Isn't anyone bothering to question how those numbers were achieved? LoC is a very very poor metric. It does not capture usefulness of code, its complexity, or how many commits were needed to get there.
If I were to choose between two pieces of code doing the same thing, I would choose the one doing it in less lines of code. It could be an index of better maintainability, perhaps. I am just saying that you can't tell anything from these numbers. They just start flamewars.
For instance, I don't use all of the kernel; most drivers do not apply to my hardware. I use most of the glibc functionality, though.

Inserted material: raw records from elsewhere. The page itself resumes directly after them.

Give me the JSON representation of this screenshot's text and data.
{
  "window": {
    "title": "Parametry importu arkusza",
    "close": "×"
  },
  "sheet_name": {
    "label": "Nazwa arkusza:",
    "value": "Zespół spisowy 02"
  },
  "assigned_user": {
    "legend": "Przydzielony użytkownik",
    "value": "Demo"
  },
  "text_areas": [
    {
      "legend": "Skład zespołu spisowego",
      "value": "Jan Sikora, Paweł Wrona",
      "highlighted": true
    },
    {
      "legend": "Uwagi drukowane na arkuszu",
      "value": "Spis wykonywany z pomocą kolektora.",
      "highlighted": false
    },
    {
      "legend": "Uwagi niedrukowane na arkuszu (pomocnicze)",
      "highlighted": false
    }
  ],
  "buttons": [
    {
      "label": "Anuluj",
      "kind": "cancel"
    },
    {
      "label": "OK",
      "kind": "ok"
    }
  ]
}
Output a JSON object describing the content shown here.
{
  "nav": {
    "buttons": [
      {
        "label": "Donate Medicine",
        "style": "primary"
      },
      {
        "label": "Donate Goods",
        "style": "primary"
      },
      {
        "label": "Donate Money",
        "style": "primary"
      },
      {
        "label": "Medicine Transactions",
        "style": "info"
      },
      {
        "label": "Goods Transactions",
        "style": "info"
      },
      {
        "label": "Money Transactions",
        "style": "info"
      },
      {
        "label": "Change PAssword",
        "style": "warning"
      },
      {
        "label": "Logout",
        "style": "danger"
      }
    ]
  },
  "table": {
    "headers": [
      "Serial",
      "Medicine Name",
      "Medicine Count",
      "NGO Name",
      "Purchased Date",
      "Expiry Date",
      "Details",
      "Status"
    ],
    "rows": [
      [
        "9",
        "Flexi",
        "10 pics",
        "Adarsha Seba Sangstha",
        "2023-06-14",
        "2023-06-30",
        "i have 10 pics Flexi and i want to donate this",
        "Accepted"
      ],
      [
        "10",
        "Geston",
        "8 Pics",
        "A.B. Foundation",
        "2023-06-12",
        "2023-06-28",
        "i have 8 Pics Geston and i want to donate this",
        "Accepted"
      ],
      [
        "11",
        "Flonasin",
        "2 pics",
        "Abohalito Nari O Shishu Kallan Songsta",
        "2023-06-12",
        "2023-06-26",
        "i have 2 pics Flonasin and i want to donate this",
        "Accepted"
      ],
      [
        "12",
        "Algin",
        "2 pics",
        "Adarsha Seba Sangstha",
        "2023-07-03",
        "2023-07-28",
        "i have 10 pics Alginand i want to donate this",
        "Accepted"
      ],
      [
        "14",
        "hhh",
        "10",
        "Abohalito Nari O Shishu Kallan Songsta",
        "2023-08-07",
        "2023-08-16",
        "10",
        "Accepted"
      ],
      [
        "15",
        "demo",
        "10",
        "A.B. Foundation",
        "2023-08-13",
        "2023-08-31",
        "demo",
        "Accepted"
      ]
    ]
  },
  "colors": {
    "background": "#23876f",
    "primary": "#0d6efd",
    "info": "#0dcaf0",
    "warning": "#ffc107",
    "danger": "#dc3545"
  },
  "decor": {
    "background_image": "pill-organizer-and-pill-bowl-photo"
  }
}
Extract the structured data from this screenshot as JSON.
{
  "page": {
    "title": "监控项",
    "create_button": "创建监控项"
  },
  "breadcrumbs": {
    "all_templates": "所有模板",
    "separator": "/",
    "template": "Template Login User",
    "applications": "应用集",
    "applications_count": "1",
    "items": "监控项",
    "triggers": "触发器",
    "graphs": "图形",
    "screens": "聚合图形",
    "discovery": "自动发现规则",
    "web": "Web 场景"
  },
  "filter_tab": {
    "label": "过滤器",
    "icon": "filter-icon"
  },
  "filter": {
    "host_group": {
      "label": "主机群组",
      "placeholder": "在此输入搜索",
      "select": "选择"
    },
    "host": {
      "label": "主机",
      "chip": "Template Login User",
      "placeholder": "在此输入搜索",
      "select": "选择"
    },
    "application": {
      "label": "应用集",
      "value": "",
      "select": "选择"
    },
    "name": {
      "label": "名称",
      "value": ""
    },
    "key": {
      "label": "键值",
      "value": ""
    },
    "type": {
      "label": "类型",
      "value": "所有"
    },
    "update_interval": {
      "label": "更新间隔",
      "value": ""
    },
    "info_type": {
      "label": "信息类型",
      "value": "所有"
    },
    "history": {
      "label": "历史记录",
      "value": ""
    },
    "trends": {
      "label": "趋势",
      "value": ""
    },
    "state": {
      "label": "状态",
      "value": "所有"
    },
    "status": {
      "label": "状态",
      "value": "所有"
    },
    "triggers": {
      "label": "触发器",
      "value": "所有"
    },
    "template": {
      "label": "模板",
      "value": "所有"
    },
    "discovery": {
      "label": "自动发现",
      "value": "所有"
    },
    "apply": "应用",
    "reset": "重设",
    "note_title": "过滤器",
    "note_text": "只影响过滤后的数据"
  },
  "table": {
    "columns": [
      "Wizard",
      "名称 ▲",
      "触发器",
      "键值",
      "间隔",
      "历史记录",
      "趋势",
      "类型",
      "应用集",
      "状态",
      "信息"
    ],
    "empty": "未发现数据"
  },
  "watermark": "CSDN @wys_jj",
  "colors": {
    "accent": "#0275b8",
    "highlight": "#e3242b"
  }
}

And I will continue to call it GNU/Linux, not because it has a lot of GNU code in it, but because I think that it is important that people remember they are using a free-as-in-speech system. Or in a few years we will end up with a lot of Linux (android, google OS, whatever) systems that will have a small free portion, and will be uncannily similar to the old windows world again. No changes allowed. DRM everywhere. Patents to prevent you reverse engineer it. Etc. Calling it GNU/Linux normally has some people asking me "what is GNU?"; that is the most important part.